#### [Task to complete]
Return each line in the records below that includes "JSON".

#### [Given information]

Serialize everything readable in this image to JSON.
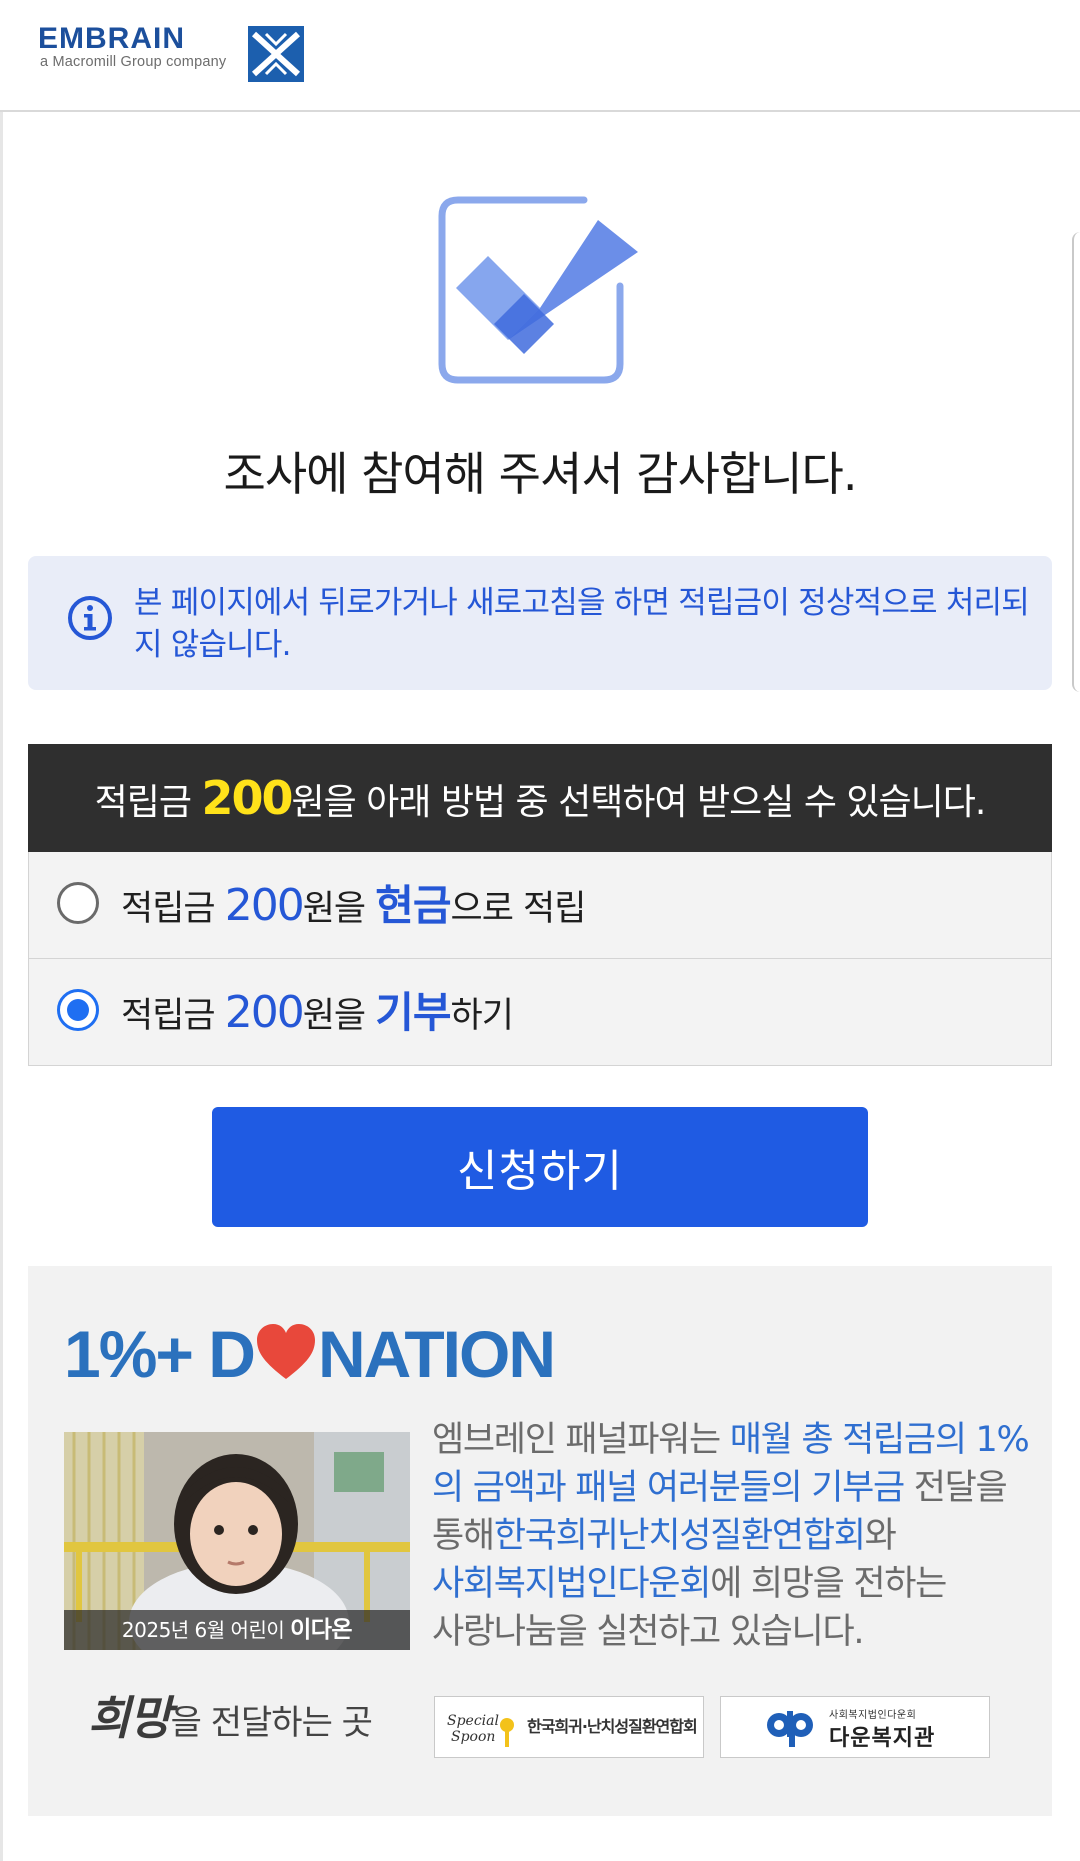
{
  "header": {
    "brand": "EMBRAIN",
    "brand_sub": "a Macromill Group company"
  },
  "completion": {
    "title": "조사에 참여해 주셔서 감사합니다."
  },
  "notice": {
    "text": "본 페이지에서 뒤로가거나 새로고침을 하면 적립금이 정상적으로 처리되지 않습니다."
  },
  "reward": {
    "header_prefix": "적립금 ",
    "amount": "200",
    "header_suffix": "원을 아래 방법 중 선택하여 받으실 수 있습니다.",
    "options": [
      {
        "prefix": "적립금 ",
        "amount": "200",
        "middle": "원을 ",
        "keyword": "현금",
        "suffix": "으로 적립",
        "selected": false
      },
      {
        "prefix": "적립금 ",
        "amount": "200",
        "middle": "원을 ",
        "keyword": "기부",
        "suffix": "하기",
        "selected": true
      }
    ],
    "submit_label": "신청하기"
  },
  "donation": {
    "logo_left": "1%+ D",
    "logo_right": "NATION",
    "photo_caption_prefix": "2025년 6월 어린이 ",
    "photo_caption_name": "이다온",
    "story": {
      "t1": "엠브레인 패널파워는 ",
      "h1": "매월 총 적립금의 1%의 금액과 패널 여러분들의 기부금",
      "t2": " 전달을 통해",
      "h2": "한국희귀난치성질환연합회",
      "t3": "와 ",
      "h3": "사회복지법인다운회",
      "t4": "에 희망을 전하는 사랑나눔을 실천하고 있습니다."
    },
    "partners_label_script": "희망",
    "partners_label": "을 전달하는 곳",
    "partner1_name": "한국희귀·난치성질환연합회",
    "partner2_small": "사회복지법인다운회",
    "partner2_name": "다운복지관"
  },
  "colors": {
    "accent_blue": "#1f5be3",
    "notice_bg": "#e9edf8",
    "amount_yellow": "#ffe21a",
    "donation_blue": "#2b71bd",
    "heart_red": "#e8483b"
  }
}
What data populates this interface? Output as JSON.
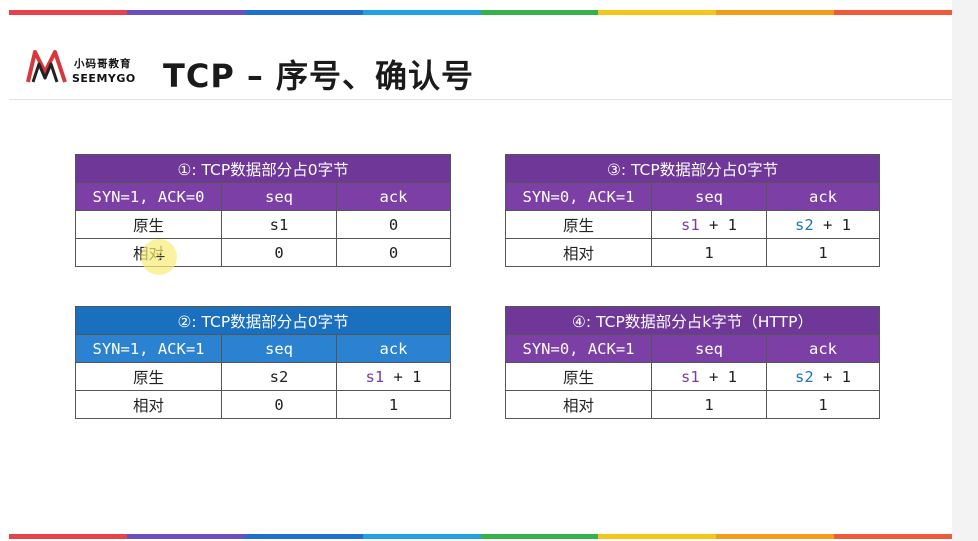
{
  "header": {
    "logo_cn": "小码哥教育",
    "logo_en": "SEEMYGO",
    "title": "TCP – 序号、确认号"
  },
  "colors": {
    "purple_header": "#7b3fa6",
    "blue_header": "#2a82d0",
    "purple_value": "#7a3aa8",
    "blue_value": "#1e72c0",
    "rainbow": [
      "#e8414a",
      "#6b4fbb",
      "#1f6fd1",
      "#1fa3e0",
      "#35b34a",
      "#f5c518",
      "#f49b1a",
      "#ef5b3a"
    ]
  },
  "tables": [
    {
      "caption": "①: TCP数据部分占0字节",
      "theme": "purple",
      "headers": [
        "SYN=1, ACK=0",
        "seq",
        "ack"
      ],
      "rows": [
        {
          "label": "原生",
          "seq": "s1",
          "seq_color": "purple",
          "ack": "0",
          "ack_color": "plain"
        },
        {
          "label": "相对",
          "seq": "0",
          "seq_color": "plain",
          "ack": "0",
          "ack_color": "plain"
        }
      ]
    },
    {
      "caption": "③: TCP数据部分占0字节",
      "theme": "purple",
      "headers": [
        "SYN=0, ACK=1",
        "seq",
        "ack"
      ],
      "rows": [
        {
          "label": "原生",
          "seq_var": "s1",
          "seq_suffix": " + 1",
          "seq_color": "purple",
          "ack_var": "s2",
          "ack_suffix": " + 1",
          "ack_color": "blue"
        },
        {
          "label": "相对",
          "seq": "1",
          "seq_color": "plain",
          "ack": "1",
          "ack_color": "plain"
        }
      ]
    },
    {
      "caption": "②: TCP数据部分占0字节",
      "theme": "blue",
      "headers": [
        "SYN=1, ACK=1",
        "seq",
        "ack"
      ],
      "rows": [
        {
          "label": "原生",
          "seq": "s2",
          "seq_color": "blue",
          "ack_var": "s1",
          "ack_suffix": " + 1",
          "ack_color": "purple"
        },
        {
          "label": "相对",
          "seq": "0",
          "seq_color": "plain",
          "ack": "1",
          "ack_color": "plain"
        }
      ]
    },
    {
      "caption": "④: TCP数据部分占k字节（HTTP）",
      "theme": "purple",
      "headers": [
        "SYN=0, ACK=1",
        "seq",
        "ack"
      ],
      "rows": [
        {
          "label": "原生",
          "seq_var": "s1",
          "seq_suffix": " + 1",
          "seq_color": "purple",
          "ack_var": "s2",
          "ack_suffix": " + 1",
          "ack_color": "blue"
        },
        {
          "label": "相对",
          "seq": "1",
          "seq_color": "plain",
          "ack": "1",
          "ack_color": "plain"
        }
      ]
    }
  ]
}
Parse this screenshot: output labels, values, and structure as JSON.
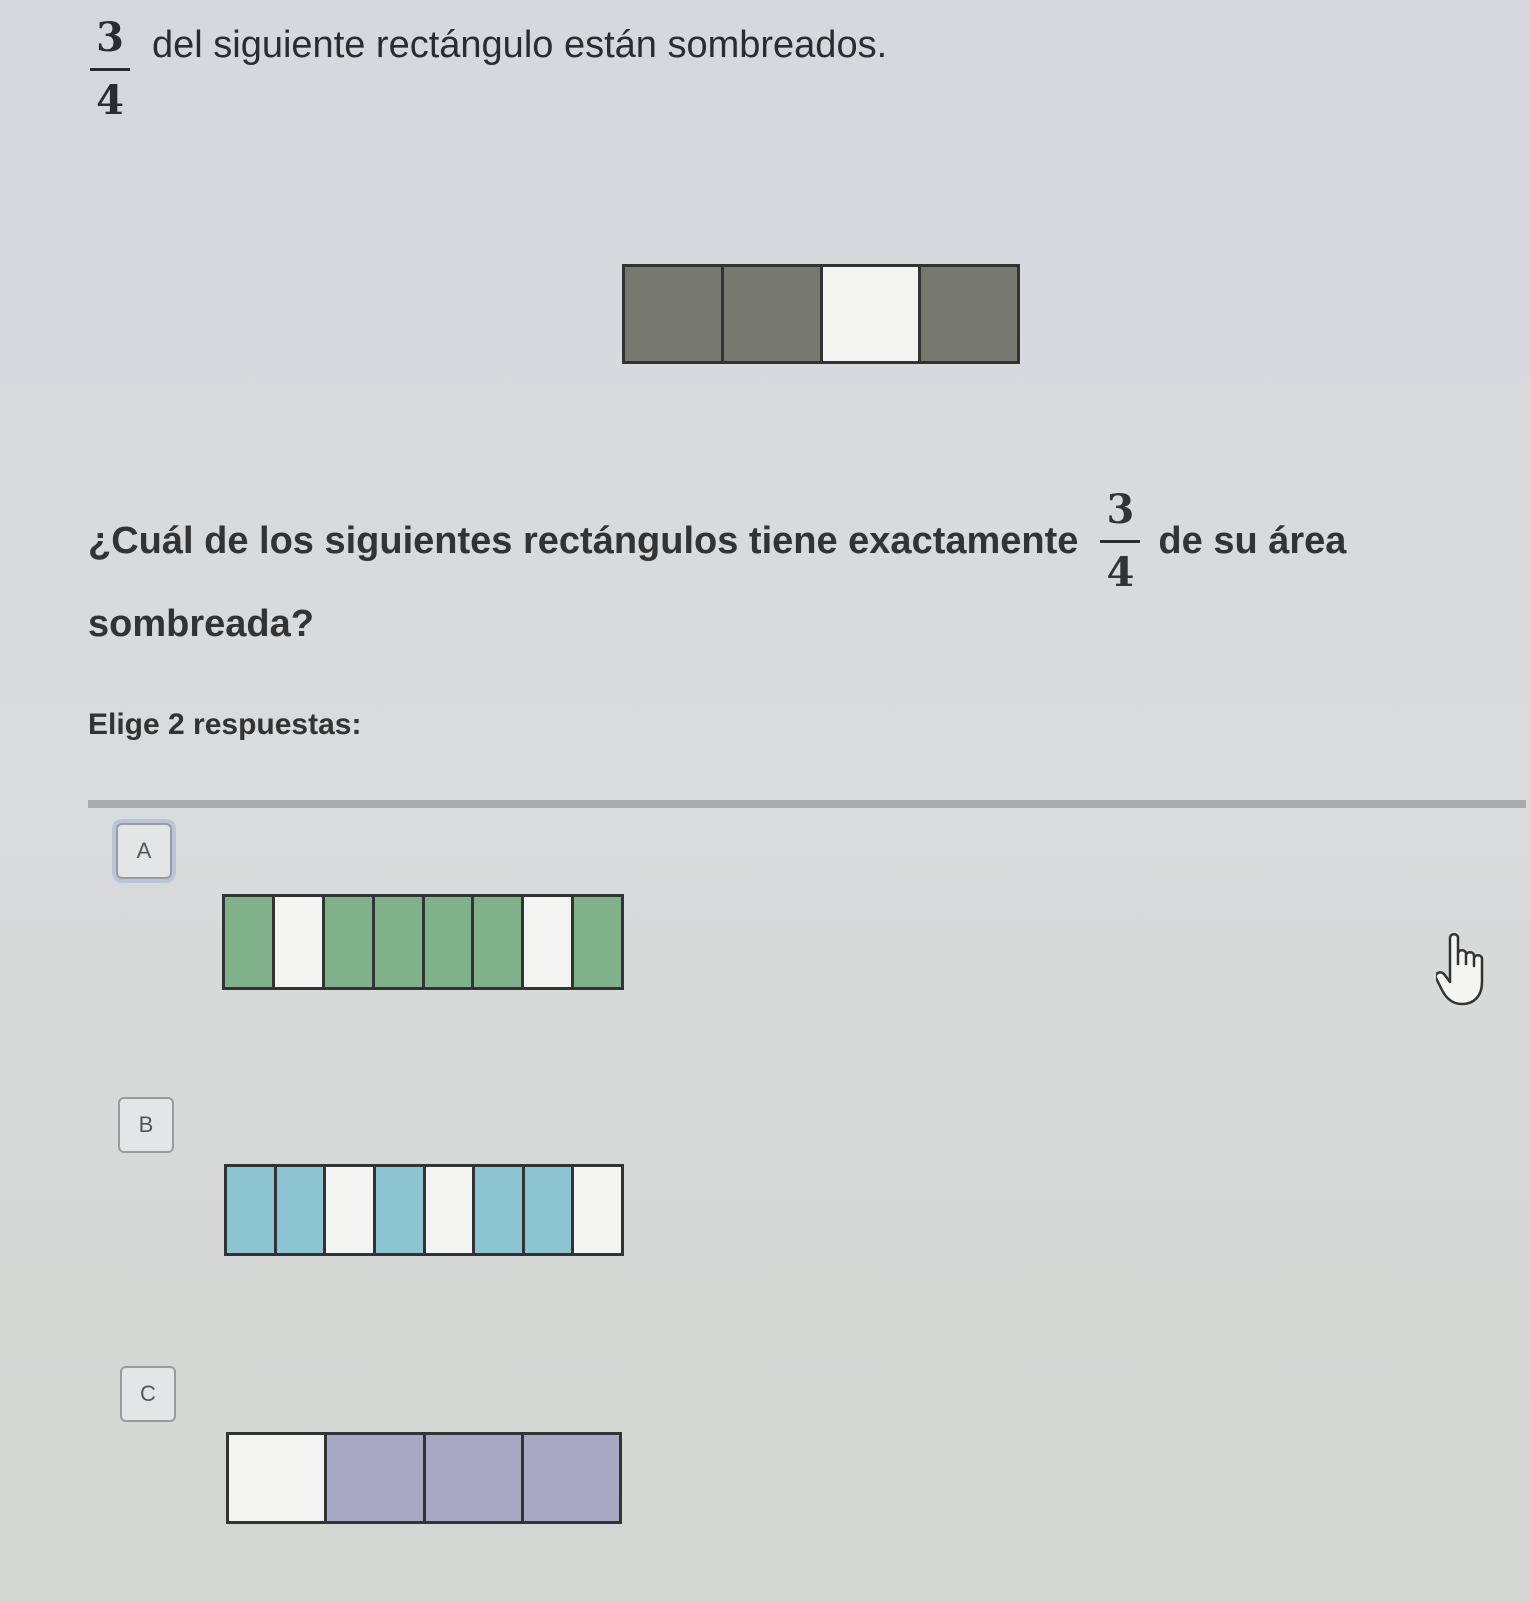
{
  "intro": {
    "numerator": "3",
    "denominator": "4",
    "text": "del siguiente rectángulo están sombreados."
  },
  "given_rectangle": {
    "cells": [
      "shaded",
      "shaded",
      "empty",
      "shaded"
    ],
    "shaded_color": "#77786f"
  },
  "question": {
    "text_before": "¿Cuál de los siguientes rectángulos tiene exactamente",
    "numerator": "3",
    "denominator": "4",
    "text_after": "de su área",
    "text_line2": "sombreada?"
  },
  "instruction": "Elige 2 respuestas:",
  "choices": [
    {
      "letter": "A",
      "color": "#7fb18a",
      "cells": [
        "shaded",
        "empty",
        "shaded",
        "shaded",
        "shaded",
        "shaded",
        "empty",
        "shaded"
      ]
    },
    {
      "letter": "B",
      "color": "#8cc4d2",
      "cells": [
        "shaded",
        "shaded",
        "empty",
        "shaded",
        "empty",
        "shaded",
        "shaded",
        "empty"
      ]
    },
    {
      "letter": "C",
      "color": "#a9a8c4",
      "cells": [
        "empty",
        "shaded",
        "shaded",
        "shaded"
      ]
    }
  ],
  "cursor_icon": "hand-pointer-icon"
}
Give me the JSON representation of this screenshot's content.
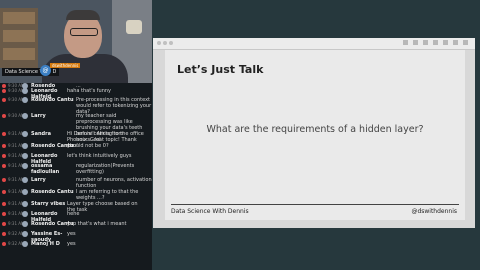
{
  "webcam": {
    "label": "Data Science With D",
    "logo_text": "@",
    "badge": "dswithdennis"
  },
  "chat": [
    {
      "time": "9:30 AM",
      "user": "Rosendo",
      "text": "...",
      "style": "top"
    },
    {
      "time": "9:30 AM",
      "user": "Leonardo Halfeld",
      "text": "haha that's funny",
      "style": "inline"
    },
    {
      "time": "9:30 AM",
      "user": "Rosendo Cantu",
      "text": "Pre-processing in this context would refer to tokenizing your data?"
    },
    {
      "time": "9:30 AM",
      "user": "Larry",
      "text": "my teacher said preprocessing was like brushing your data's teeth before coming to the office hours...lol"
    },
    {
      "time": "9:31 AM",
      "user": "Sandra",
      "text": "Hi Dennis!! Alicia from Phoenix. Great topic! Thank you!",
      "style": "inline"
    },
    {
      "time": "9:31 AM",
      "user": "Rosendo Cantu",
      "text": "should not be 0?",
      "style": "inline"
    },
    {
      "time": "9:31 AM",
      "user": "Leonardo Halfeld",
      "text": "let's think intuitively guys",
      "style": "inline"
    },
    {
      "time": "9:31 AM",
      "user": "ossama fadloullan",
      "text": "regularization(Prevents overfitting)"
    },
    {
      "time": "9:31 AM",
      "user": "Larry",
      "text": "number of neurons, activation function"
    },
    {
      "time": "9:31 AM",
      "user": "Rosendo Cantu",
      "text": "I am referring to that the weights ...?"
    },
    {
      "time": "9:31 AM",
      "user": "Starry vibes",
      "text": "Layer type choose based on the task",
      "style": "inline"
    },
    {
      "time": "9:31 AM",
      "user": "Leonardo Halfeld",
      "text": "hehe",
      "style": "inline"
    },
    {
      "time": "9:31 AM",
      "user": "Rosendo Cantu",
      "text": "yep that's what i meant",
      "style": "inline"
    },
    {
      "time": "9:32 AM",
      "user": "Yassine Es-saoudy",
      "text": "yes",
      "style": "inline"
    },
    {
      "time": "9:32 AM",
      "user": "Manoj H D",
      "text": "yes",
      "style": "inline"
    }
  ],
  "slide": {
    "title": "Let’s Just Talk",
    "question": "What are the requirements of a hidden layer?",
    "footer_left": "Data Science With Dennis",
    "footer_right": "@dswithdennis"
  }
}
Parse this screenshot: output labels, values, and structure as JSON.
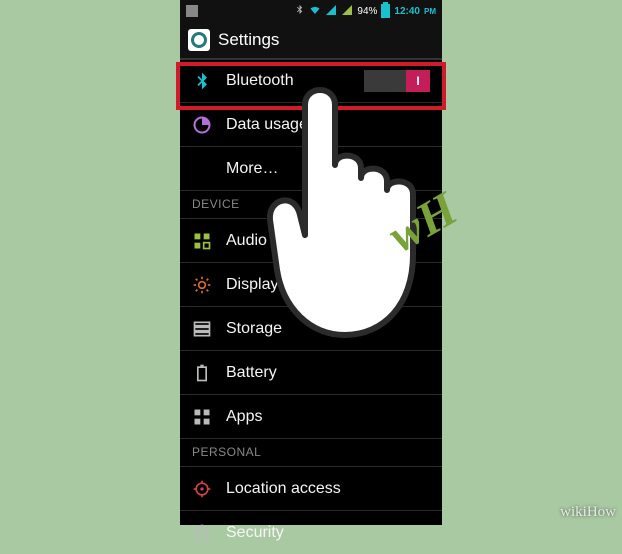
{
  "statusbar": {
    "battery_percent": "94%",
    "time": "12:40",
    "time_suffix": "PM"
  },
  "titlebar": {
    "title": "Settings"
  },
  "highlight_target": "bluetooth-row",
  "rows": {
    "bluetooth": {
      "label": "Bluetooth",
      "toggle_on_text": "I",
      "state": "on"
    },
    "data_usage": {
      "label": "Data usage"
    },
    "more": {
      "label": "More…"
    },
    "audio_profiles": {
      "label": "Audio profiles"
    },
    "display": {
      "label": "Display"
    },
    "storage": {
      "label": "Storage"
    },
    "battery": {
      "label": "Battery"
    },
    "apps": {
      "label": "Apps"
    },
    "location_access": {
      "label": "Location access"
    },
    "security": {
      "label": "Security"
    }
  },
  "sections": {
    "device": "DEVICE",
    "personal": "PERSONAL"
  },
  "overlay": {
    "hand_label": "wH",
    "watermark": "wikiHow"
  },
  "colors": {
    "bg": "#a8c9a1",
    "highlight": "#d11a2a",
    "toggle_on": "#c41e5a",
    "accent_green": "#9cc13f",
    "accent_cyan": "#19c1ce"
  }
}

#### [Your response]
Serialize everything readable in this image to JSON.
What data populates this interface? Output as JSON.
Parse this screenshot: output labels, values, and structure as JSON.
Give me the JSON representation of this screenshot's content.
Parse this screenshot: output labels, values, and structure as JSON.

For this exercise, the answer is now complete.